Stored entries
■ ■ ■ ■ ■

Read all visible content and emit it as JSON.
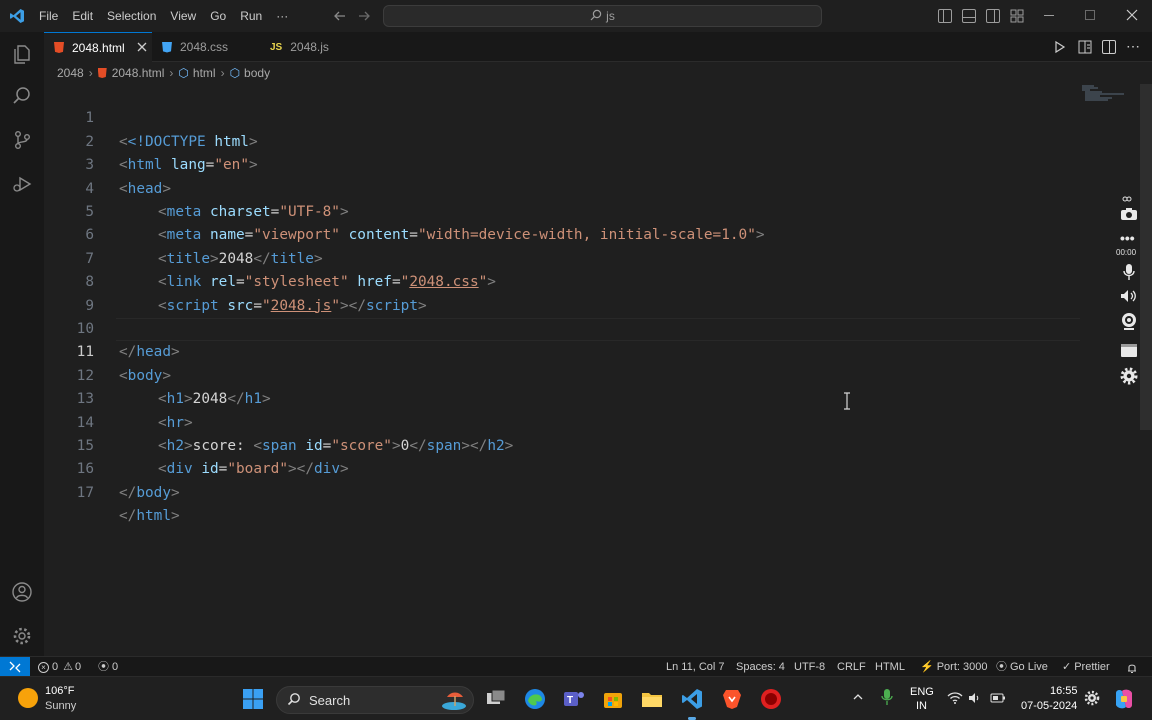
{
  "titlebar": {
    "menu": [
      "File",
      "Edit",
      "Selection",
      "View",
      "Go",
      "Run",
      "···"
    ],
    "search_text": "js"
  },
  "tabs": [
    {
      "label": "2048.html",
      "icon": "html5-icon",
      "active": true
    },
    {
      "label": "2048.css",
      "icon": "css3-icon",
      "active": false
    },
    {
      "label": "2048.js",
      "icon_text": "JS",
      "active": false
    }
  ],
  "breadcrumb": {
    "folder": "2048",
    "file": "2048.html",
    "symbol1": "html",
    "symbol2": "body"
  },
  "editor": {
    "current_line": 11,
    "lines": [
      {
        "n": "1"
      },
      {
        "n": "2"
      },
      {
        "n": "3"
      },
      {
        "n": "4"
      },
      {
        "n": "5"
      },
      {
        "n": "6"
      },
      {
        "n": "7"
      },
      {
        "n": "8"
      },
      {
        "n": "9"
      },
      {
        "n": "10"
      },
      {
        "n": "11"
      },
      {
        "n": "12"
      },
      {
        "n": "13"
      },
      {
        "n": "14"
      },
      {
        "n": "15"
      },
      {
        "n": "16"
      },
      {
        "n": "17"
      }
    ],
    "tokens": {
      "doctype_open": "<!DOCTYPE ",
      "doctype_html": "html",
      "gt": ">",
      "lt": "<",
      "lt_slash": "</",
      "html": "html",
      "lang": "lang",
      "eq": "=",
      "en": "\"en\"",
      "head": "head",
      "meta": "meta",
      "charset": "charset",
      "utf8": "\"UTF-8\"",
      "name": "name",
      "viewport": "\"viewport\"",
      "content": "content",
      "content_val": "\"width=device-width, initial-scale=1.0\"",
      "title": "title",
      "title_text": "2048",
      "link": "link",
      "rel": "rel",
      "stylesheet": "\"stylesheet\"",
      "href": "href",
      "q": "\"",
      "css_file": "2048.css",
      "script": "script",
      "src": "src",
      "js_file": "2048.js",
      "body": "body",
      "h1": "h1",
      "h1_text": "2048",
      "hr": "hr",
      "h2": "h2",
      "score_text": "score: ",
      "span": "span",
      "id": "id",
      "score_id": "\"score\"",
      "zero": "0",
      "div": "div",
      "board_id": "\"board\"",
      "space": " "
    }
  },
  "recorder": {
    "timer": "00:00"
  },
  "statusbar": {
    "errors": "0",
    "warnings": "0",
    "ports": "0",
    "position": "Ln 11, Col 7",
    "spaces": "Spaces: 4",
    "encoding": "UTF-8",
    "eol": "CRLF",
    "language": "HTML",
    "port": "Port: 3000",
    "golive": "Go Live",
    "prettier": "Prettier"
  },
  "taskbar": {
    "weather_temp": "106°F",
    "weather_desc": "Sunny",
    "search": "Search",
    "lang1": "ENG",
    "lang2": "IN",
    "time": "16:55",
    "date": "07-05-2024"
  },
  "colors": {
    "accent": "#0078d4",
    "tag": "#569cd6",
    "attr": "#9cdcfe",
    "string": "#ce9178",
    "punct": "#808080"
  }
}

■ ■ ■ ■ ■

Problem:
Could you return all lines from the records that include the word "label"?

Result of this task:
      "label": "2048.html",
      "label": "2048.css",
      "label": "2048.js",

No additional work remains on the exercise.